to suppress, the motion itself does not appear in the record. However,
the substance of Granados motion can be gleaned from defense counsels comments at
the conclusion of the hearing:
I understand that [Cassel] is given a certain amount of leeway in these
matters. Its clear that this pat-down was reasonable under the circumstances, but
there wasnt any imminence [
sic] whatsoever to show that at any time there
was any suspicion that there was any weapon to be found here.
The pat-down was reasonable. [Cassel] reached into the sock and what he
found was a five-dollar bill. No indication that there was anything other
than a five-dollar bill, which at that point was not contraband, not illegal.
Its only when he went further to open it up, unfold it, that

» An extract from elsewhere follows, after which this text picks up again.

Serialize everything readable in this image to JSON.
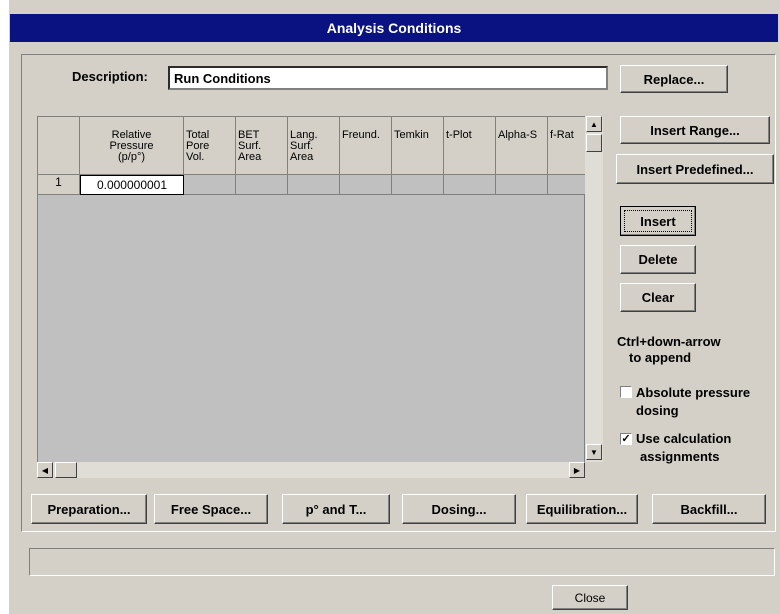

our position is and because of all of this, we think this
is purely a legal question since all the facts have already been stipulated
to. Thats the reason we waived the jury and submitted it to
Thus, it appears that Granados challenged only the propriety of Cassels removal of
the folded five-dollar bill from Granados sock and the subsequent opening of the
bill and not the propriety of the investigatory stop and patdown search.
The State contends that [u]pon feeling the hard object hidden at
[Granados] ankle, Corporal Cassel tried to determine if the object was a small,
bladed weapon, such as a knife, needle, or razor blade. When the
State asked Cassel whether it would have been unusual for him to find
any weapons around Granados ankle, he responded that [p]eople stick knives and other
weapons in their socks; however, he did not testify that he thought the
hard object in Granados sock might have been a weapon of any kind.
Footnote: Cassel had previously testified that when he first saw that the
object that fell out of Granados sock was a five-dollar bill, he thought
that [i]t was just a five-dollar bill. Cassel subsequently testified, Because if
[Granados] did have a weapon, I wanted to find it, and so I
kind of picked up the pace a little bit because at first glance
it was just a five-dollar bill, and so you know, it could have
anything in it. (Emphasis added.) Cassel also stated, Because the first
thing [Granados] said was its a five-dollar bill, so I opened it just
to confirm what he was saying and make sure he wasnt lying.
You know, that it could be a weapon or something.
Berry, [f]ollowing a report of a person picking through the
trash cans at a grocery store, a town police officer discovered defendant sleeping
under some bushes. 704 N.E.2d at 465. The defendant was unable
to produce a drivers license and the name and address defendant gave the
officer did not check out. Id. Also, police were unable to
locate a motorcycle that defendant claimed he had crashed on the outskirts of
In a post-briefing submission of additional authority and at oral argument,
the State asserted that Cassel was justified in searching the five-dollar bill because
Granados had abandoned it.
Police need not obtain a warrant in order to lawfully seize abandoned property.
The question of whether property has been abandoned is one of intent.
Intent in such cases can be ascertained from words, acts, and other
objective facts. We will find that an object has been abandoned where
it appears the defendant has relinquished all interest in the property.
State v. Belcher, 725 N.E.2d 92, 95-96 (Ind. Ct. App. 2000), trans. denied.
In Belcher, the defendant was held to have abandoned the gun and
magazine at issue by dropping them onto the curb of a public street
as he ran from the police officers, and before he was seized.
Id. at 96. In the case at bar, the five-dollar bill fell
from Granados sock after Cassel seized him and during a protective patdown search.
However, we need not reach the question of abandonment here: Abandoned
property is not admissible into evidence if the abandonment was precipitated by illegal
police conduct or the threat thereof. Miller v. State, 498 N.E.2d 53,
56 (Ind. Ct. App. 1986), trans. denied (1987). We have already determined
that Cassels removal of the bill from Granados sock was illegal. Thus,
even if we were to determine that Granados abandoned the bill, the cocaine
would not be admissible because the abandonment was precipitated by Cassels illegal removal
of the bill from Granados sock.